"""

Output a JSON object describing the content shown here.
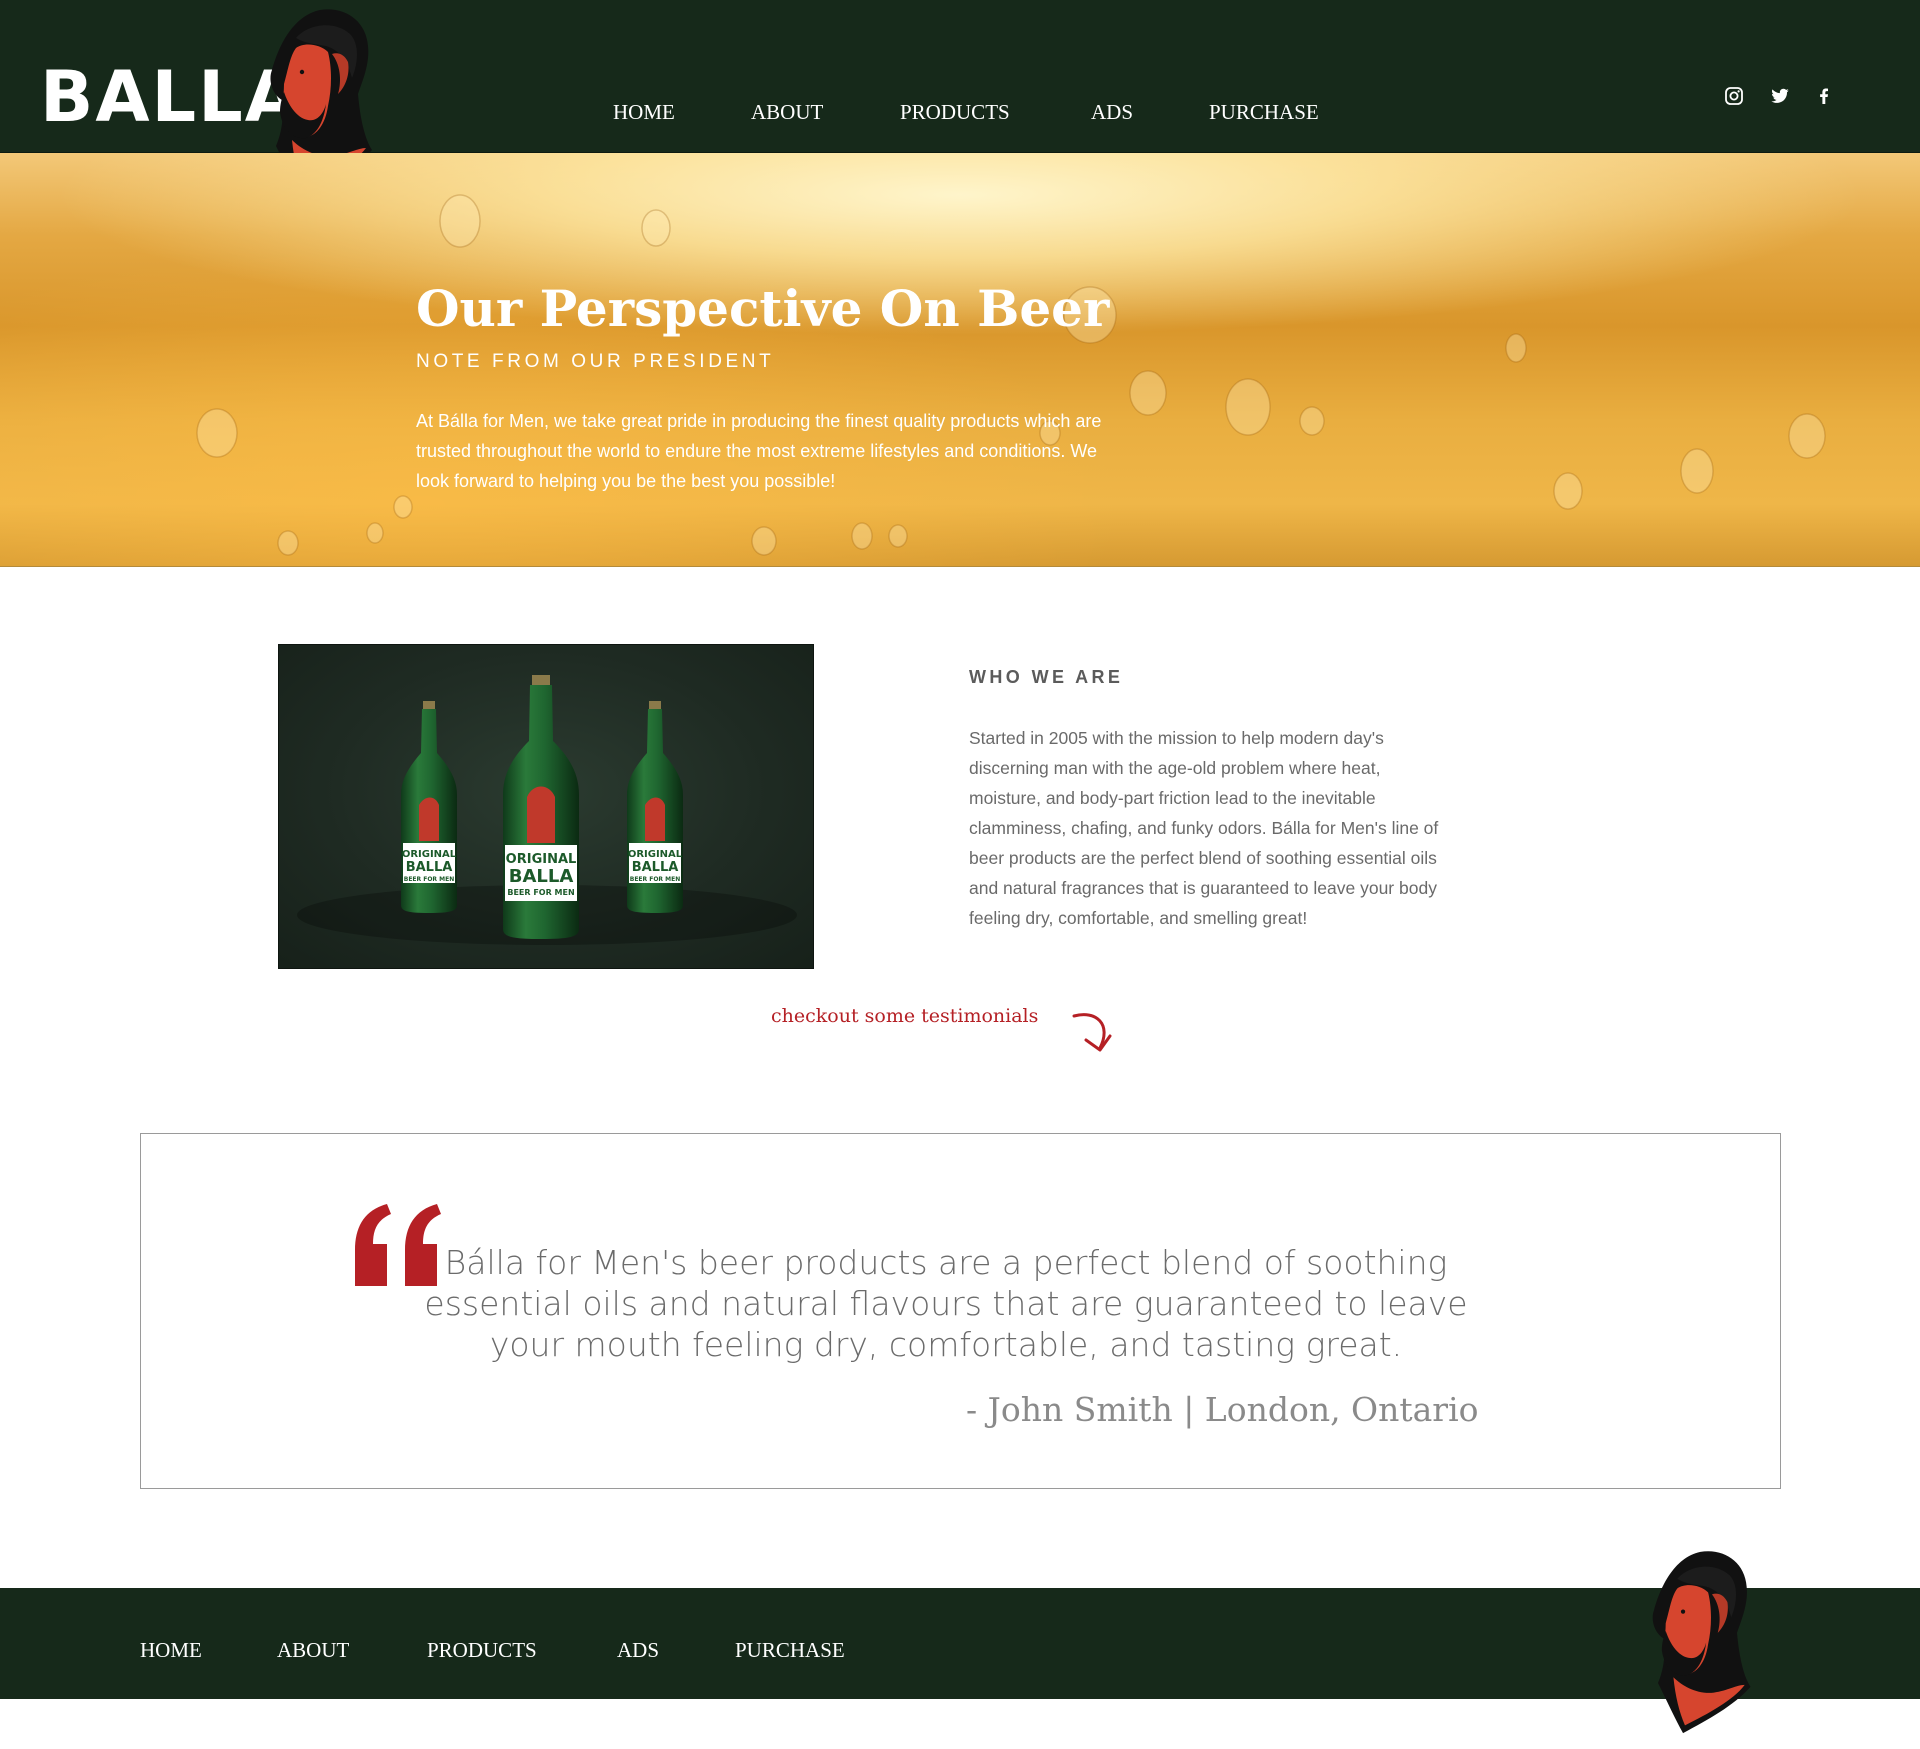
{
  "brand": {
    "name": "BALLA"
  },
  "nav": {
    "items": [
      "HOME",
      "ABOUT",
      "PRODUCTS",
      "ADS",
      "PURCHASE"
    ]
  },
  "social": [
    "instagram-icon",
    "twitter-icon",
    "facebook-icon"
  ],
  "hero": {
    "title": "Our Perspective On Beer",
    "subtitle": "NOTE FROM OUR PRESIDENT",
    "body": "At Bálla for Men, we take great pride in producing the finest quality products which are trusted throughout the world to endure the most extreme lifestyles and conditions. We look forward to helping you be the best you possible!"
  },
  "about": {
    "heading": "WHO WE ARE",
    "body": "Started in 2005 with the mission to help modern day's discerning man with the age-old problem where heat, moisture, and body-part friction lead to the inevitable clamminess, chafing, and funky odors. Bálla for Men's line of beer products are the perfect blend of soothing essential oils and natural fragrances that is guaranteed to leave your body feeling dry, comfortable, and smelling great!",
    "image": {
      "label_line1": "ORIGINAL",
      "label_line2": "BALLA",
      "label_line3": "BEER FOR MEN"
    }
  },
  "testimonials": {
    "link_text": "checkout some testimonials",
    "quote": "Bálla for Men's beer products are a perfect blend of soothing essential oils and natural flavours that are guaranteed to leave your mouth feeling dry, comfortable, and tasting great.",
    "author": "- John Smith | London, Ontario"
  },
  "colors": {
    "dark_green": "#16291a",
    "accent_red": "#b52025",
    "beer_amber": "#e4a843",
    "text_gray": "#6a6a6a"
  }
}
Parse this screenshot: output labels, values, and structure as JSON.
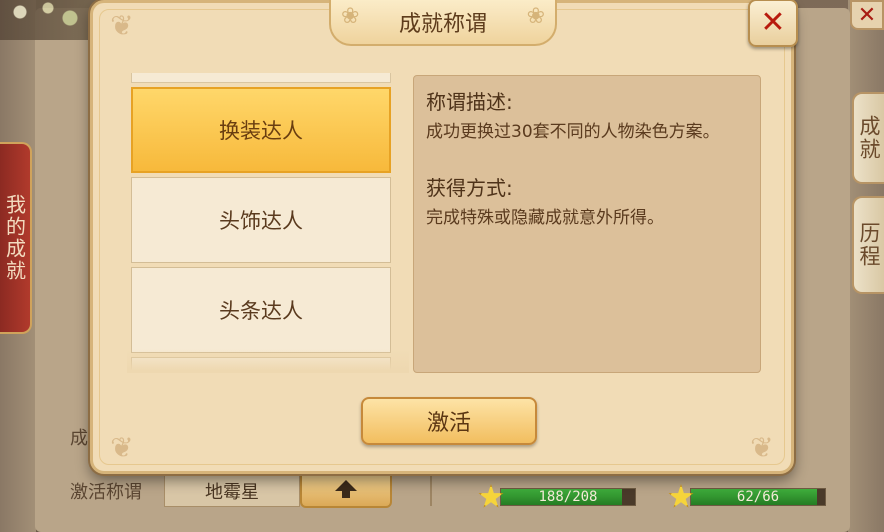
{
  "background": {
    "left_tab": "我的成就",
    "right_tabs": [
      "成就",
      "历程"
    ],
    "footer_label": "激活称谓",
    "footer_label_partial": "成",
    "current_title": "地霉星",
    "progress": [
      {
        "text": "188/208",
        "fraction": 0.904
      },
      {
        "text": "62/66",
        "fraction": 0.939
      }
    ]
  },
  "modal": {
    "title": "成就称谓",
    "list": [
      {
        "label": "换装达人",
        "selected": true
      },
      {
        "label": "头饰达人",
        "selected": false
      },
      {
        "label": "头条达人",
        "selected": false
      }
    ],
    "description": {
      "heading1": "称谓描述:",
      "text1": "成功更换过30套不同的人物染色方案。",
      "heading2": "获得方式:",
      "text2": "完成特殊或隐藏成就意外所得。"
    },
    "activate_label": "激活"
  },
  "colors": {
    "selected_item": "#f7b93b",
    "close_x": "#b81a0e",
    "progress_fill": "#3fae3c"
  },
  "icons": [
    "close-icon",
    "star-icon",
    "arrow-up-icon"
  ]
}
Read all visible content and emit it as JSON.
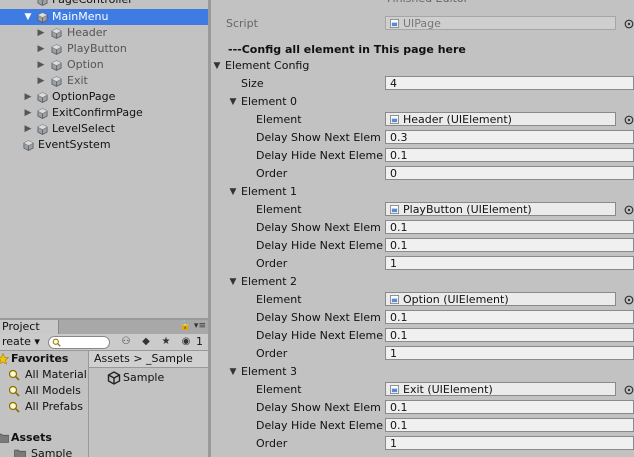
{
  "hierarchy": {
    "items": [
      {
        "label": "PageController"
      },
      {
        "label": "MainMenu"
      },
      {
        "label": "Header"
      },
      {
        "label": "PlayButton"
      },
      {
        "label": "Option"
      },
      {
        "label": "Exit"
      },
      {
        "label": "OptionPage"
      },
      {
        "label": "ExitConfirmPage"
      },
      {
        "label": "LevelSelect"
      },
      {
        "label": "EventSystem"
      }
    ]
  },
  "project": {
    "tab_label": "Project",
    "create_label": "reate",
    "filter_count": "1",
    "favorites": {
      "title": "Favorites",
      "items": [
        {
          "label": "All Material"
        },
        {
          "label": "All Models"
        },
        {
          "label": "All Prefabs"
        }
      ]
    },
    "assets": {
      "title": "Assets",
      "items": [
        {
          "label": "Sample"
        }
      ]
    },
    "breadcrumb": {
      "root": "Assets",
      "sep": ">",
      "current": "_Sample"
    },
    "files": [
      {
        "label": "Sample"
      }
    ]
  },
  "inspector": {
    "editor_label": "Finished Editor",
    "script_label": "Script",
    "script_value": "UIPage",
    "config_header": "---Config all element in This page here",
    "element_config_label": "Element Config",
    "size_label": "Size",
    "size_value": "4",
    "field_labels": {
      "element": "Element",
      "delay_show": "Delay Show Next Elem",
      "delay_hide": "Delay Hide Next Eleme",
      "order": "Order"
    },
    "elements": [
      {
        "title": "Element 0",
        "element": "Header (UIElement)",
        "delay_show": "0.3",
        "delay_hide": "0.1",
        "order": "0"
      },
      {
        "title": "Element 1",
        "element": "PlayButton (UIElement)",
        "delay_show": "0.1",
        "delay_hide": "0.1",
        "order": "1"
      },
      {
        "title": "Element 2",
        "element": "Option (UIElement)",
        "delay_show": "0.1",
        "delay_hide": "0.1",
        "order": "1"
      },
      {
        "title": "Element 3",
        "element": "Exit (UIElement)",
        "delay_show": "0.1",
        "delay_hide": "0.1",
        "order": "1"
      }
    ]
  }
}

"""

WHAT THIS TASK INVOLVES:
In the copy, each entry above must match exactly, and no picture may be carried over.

ANSWER TO THIS EXERCISE:
Output a JSON object describing the content shown here.
{
  "brand": {
    "name": "BALLA"
  },
  "nav": {
    "items": [
      "HOME",
      "ABOUT",
      "PRODUCTS",
      "ADS",
      "PURCHASE"
    ]
  },
  "social": [
    "instagram-icon",
    "twitter-icon",
    "facebook-icon"
  ],
  "hero": {
    "title": "Our Perspective On Beer",
    "subtitle": "NOTE FROM OUR PRESIDENT",
    "body": "At Bálla for Men, we take great pride in producing the finest quality products which are trusted throughout the world to endure the most extreme lifestyles and conditions. We look forward to helping you be the best you possible!"
  },
  "about": {
    "heading": "WHO WE ARE",
    "body": "Started in 2005 with the mission to help modern day's discerning man with the age-old problem where heat, moisture, and body-part friction lead to the inevitable clamminess, chafing, and funky odors. Bálla for Men's line of beer products are the perfect blend of soothing essential oils and natural fragrances that is guaranteed to leave your body feeling dry, comfortable, and smelling great!",
    "image": {
      "label_line1": "ORIGINAL",
      "label_line2": "BALLA",
      "label_line3": "BEER FOR MEN"
    }
  },
  "testimonials": {
    "link_text": "checkout some testimonials",
    "quote": "Bálla for Men's beer products are a perfect blend of soothing essential oils and natural flavours that are guaranteed to leave your mouth feeling dry, comfortable, and tasting great.",
    "author": "- John Smith | London, Ontario"
  },
  "colors": {
    "dark_green": "#16291a",
    "accent_red": "#b52025",
    "beer_amber": "#e4a843",
    "text_gray": "#6a6a6a"
  }
}
Parse this screenshot: output labels, values, and structure as JSON.
{
  "background": {
    "left_tab": "我的成就",
    "right_tabs": [
      "成就",
      "历程"
    ],
    "footer_label": "激活称谓",
    "footer_label_partial": "成",
    "current_title": "地霉星",
    "progress": [
      {
        "text": "188/208",
        "fraction": 0.904
      },
      {
        "text": "62/66",
        "fraction": 0.939
      }
    ]
  },
  "modal": {
    "title": "成就称谓",
    "list": [
      {
        "label": "换装达人",
        "selected": true
      },
      {
        "label": "头饰达人",
        "selected": false
      },
      {
        "label": "头条达人",
        "selected": false
      }
    ],
    "description": {
      "heading1": "称谓描述:",
      "text1": "成功更换过30套不同的人物染色方案。",
      "heading2": "获得方式:",
      "text2": "完成特殊或隐藏成就意外所得。"
    },
    "activate_label": "激活"
  },
  "colors": {
    "selected_item": "#f7b93b",
    "close_x": "#b81a0e",
    "progress_fill": "#3fae3c"
  },
  "icons": [
    "close-icon",
    "star-icon",
    "arrow-up-icon"
  ]
}
Read all visible content and emit it as JSON.
{
  "hierarchy": {
    "items": [
      {
        "label": "PageController"
      },
      {
        "label": "MainMenu"
      },
      {
        "label": "Header"
      },
      {
        "label": "PlayButton"
      },
      {
        "label": "Option"
      },
      {
        "label": "Exit"
      },
      {
        "label": "OptionPage"
      },
      {
        "label": "ExitConfirmPage"
      },
      {
        "label": "LevelSelect"
      },
      {
        "label": "EventSystem"
      }
    ]
  },
  "project": {
    "tab_label": "Project",
    "create_label": "reate",
    "filter_count": "1",
    "favorites": {
      "title": "Favorites",
      "items": [
        {
          "label": "All Material"
        },
        {
          "label": "All Models"
        },
        {
          "label": "All Prefabs"
        }
      ]
    },
    "assets": {
      "title": "Assets",
      "items": [
        {
          "label": "Sample"
        }
      ]
    },
    "breadcrumb": {
      "root": "Assets",
      "sep": ">",
      "current": "_Sample"
    },
    "files": [
      {
        "label": "Sample"
      }
    ]
  },
  "inspector": {
    "editor_label": "Finished Editor",
    "script_label": "Script",
    "script_value": "UIPage",
    "config_header": "---Config all element in This page here",
    "element_config_label": "Element Config",
    "size_label": "Size",
    "size_value": "4",
    "field_labels": {
      "element": "Element",
      "delay_show": "Delay Show Next Elem",
      "delay_hide": "Delay Hide Next Eleme",
      "order": "Order"
    },
    "elements": [
      {
        "title": "Element 0",
        "element": "Header (UIElement)",
        "delay_show": "0.3",
        "delay_hide": "0.1",
        "order": "0"
      },
      {
        "title": "Element 1",
        "element": "PlayButton (UIElement)",
        "delay_show": "0.1",
        "delay_hide": "0.1",
        "order": "1"
      },
      {
        "title": "Element 2",
        "element": "Option (UIElement)",
        "delay_show": "0.1",
        "delay_hide": "0.1",
        "order": "1"
      },
      {
        "title": "Element 3",
        "element": "Exit (UIElement)",
        "delay_show": "0.1",
        "delay_hide": "0.1",
        "order": "1"
      }
    ]
  }
}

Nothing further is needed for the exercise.